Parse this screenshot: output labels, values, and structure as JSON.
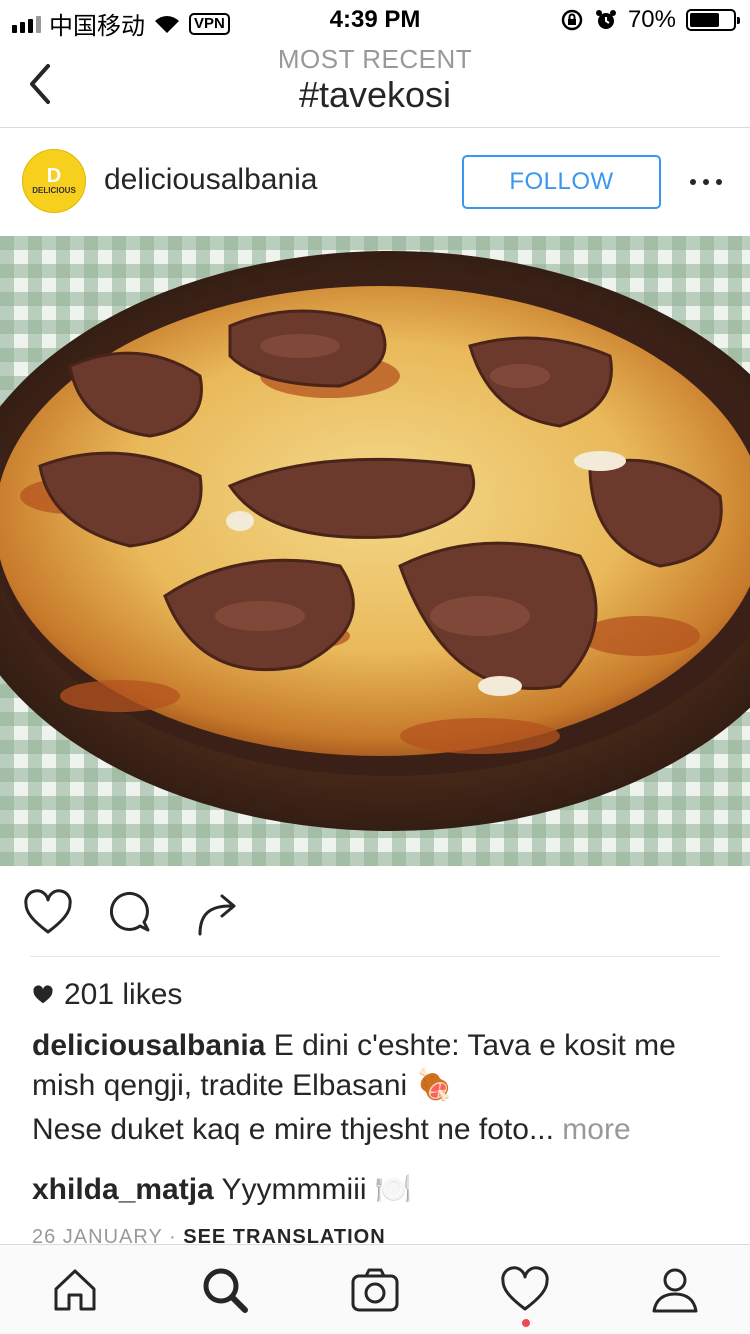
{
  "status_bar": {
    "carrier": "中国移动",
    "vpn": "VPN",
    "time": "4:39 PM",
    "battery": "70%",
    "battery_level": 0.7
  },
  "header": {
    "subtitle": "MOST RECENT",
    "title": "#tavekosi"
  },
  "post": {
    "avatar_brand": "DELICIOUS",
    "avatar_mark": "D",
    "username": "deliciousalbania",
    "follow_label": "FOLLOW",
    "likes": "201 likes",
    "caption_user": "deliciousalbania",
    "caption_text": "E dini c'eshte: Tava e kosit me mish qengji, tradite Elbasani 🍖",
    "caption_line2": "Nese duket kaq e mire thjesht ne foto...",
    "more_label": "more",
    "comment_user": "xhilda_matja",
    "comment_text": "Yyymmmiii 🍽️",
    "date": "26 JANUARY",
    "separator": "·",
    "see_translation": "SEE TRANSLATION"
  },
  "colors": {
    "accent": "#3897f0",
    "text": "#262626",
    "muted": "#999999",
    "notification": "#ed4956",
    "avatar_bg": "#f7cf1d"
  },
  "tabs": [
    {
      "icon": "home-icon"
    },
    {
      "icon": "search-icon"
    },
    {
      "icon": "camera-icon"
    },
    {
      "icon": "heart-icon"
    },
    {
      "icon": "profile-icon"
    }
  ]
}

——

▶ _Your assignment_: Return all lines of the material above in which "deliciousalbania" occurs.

▶ _Response to this task_:
    "username": "deliciousalbania",
    "caption_user": "deliciousalbania",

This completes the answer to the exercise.